In the present paper the analytical methods for determination of elemental and isotopic content in glass mosaic (tesserae) are presented. The history of the glass and the tesserae is given. The chemical content of glasses is described as well as the list of determined elements and isotopic content in glass by different analytical methods is given. A short discussion about the possibility of different methods is presented. The difference between the glasses produced using plant ash and natural soda is given. Some examples of different glasses found in Bulgaria are compared with the glass found in other states. The possibility for determination of the place of glass production using isotopic determination is discussed.
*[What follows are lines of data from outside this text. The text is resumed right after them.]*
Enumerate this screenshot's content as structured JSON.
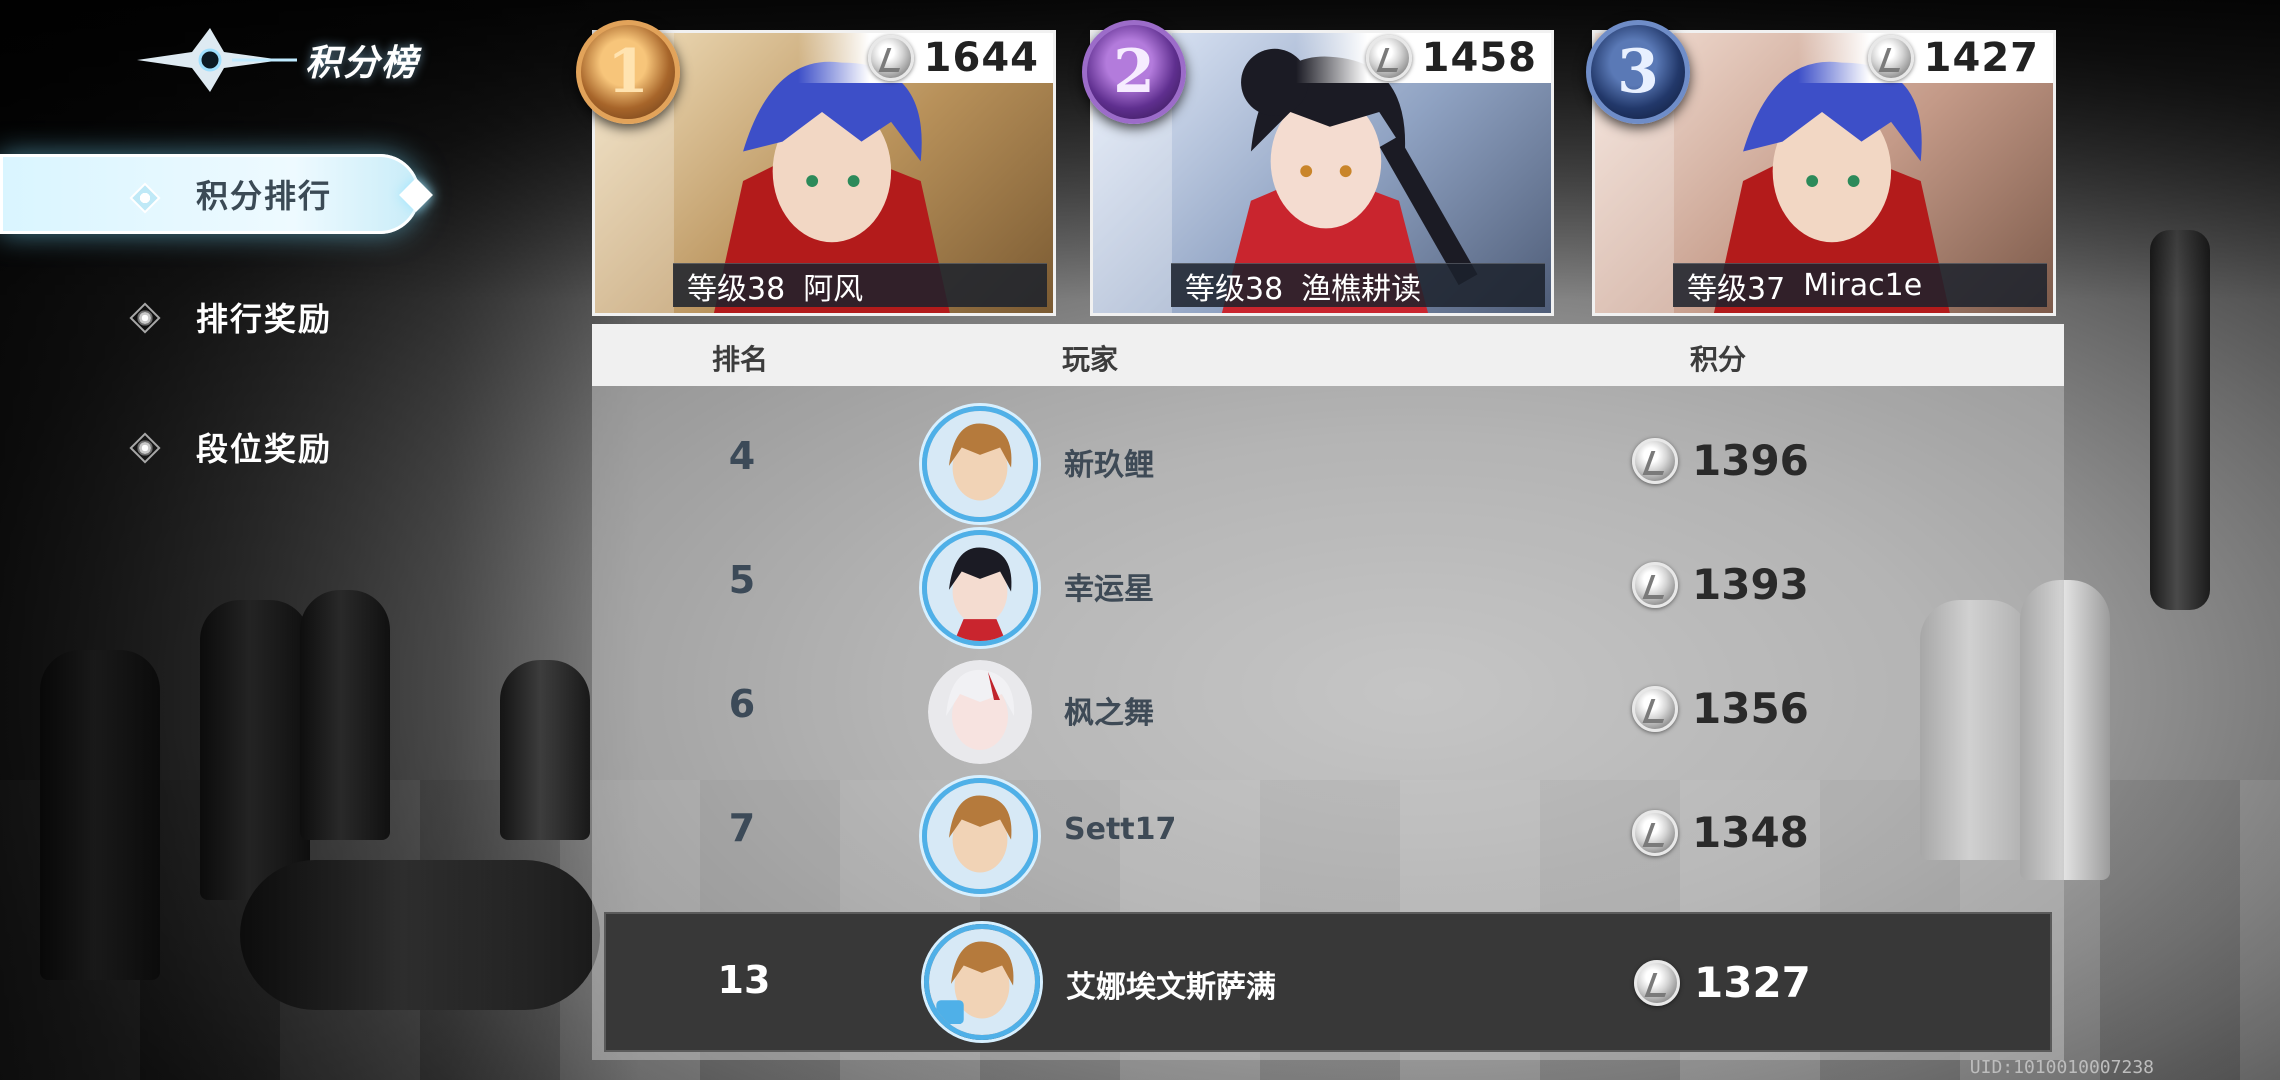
{
  "header": {
    "title": "积分榜"
  },
  "sidebar": {
    "items": [
      {
        "label": "积分排行",
        "active": true
      },
      {
        "label": "排行奖励",
        "active": false
      },
      {
        "label": "段位奖励",
        "active": false
      }
    ]
  },
  "podium": [
    {
      "rank": "1",
      "score": "1644",
      "level": "等级38",
      "name": "阿风",
      "hair": "#3d4fc8",
      "bg": "#b8915a"
    },
    {
      "rank": "2",
      "score": "1458",
      "level": "等级38",
      "name": "渔樵耕读",
      "hair": "#1b1b24",
      "bg": "#8fa2c2"
    },
    {
      "rank": "3",
      "score": "1427",
      "level": "等级37",
      "name": "Mirac1e",
      "hair": "#3d4fc8",
      "bg": "#c49a88"
    }
  ],
  "table": {
    "headers": {
      "rank": "排名",
      "player": "玩家",
      "score": "积分"
    },
    "rows": [
      {
        "rank": "4",
        "name": "新玖鲤",
        "score": "1396"
      },
      {
        "rank": "5",
        "name": "幸运星",
        "score": "1393"
      },
      {
        "rank": "6",
        "name": "枫之舞",
        "score": "1356"
      },
      {
        "rank": "7",
        "name": "Sett17",
        "score": "1348"
      }
    ],
    "self": {
      "rank": "13",
      "name": "艾娜埃文斯萨满",
      "score": "1327"
    }
  },
  "footer": {
    "uid": "UID:1010010007238"
  },
  "colors": {
    "accent": "#4fb0e8",
    "active_tab": "#e6f8ff",
    "self_row": "#383838"
  }
}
Some examples about the possibility to determine the isotope ratios of 87Sr/86Sr and 143Nd/144Nd, 208Pb/206Pb and 18O are given.
Metals of Power – Early Gold and Silver. 6th Archaeological Conferenceof Central Germany, October 17–19. 2013, Halle (Saale)
Book review: H. Meller, R. Risch, E. Pernicka (eds.). Metalle der Macht – Fr?hes Gold und Silber. 6. Mitteldeutschen Arch?ologentag vom 17 bis 19 Oktober 2013, Halle (Saale), 2014, Halle (Saale): Landesmuseum f?r Forgeschichte, ISBN 978-3-944507-13-2